First of all, you will need to connect up the cable that came with the enclosure. Most enclosures come wiht a Y-cable that requires two USB ports to provide enough power for the hard drive or SSD. Although it may work with just one, it’s best practice to connect both to ensure the process goes smoothly (and you don’t brick your shiny new SSD). then connect the SATA connector from the enclosure to the SSD and connect it to the USB cable.
The first time the drive is connected, it will not be picked up automatically by Windows. In order for Windows to see it, you will need to initialise the drive in Windows Disk Management. This can be found by right-clicking ‘My Computer’ and selecting ‘Manage’. User Account Control will ask for confirmation before allowing you to proceed.
Once the computer management window is open, select Disk Management from the left hand pane. Now you should be able to see both drives, but the new SSD will show as Unallocated Space. Right click the unallocated space and select ‘New Simple Volume’. This will open a dialogue for formatting the disk, so Windows can see it.
Step 3 – Cloning the disk
Open Macrium Reflect Free (or download and install it, if you haven’t already). You should be greeted with two disks in the main window. Select the first disk and click ‘Clone this disk’. After clicking next a few times, you’ be greeted with a progress window, like this…
This window will be there for quite a while, and is best left undisturbed. Go and make a coffee or something…
On my laptop, the cloning process took about an hour. When it’s done, Macrium reflect will greet you with this:
Step 4 – Replacing the old HDD with the new SSD
When dealing with internal parts of may computer, it’s best to err on the side of safety. I’d recommend taking the battery out of your laptop, and holding the power button for a couple of seconds to reduce the chance of there being any residual charge left in the machine. The next step is to remove the cover so the internal hard disk can be accessed.
Remember the tiny screwdriver that came with the Novatech Enclosure? You’ll need that now. On my Lenovo X121e, only three screws need to be removed then all upgradeable internal components can be accessed. This may differ from laptop to laptop, so it’s probably best to check the manufacturer’s website for specific instructions.
Once opened, the hard drive needs to be removed. On my laptop, a metal retainer with two screws holds the hard drive in place. Removing these screws allows the hard disk to be slid out of the SATA connector.
With the old hard disk removed, all that is left to do is transfer the retainer onto the SSD and replace it into the laptop.
Et voila. Screw everything back into place and start up the laptop.
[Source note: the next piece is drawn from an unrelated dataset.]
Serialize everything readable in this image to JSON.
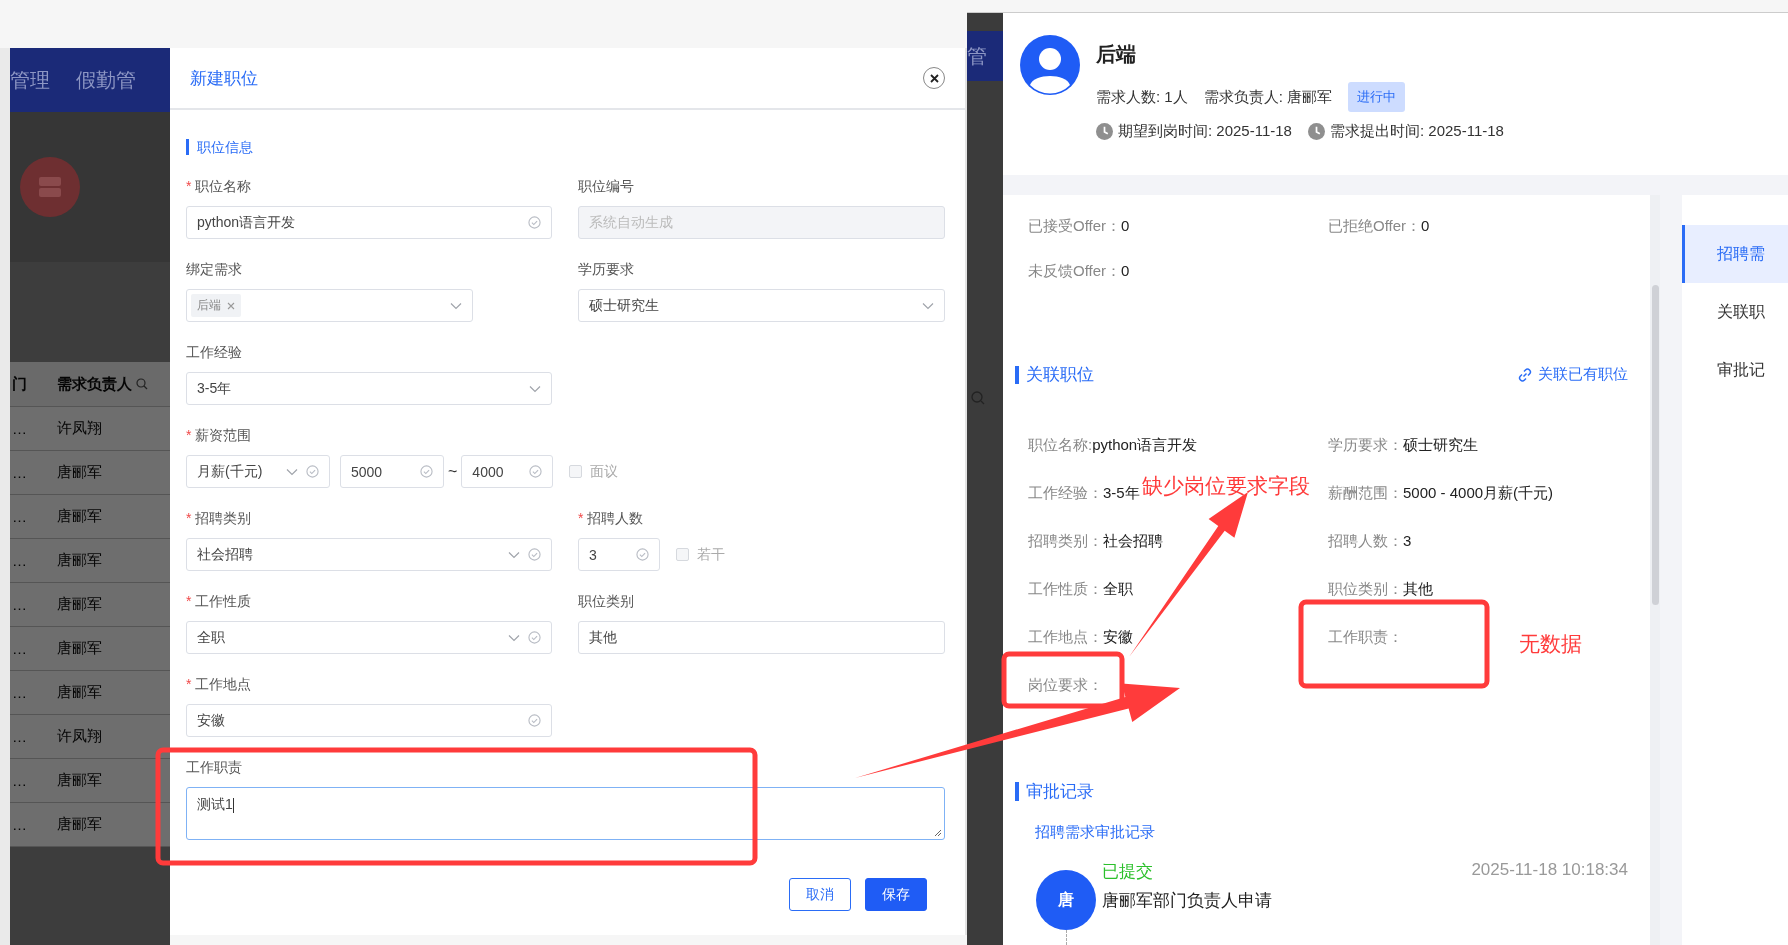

If the firmware on the SSD needs updating (as the Crucial M4 I have did) then it pays to check the manufacturer’s site for any updates.
Step 5 – What to do with the old hard disk
The great thing about using an enclosure to transfer data, rather than one of those specialised transfer kits, is that you can now make good use of the old drive.
One issue faced with the Lenovo X121e and the 7mm drives it takes is that no enclosures appear to be made that slim yet. to get around this, I used a fold piece of Jay cloth to pack out the gap between the enclosure wall and the hard disk, just to ensure that it’s not flopping around loose inside the enclosure.
If you are doing this, make sure that none of the breather holes on the HDD are covered up by the packing material and everything should be fine. Connect up the enclosure to your computer, format the disk and you also have a shiny new external hard disk, for a bit of extra storage.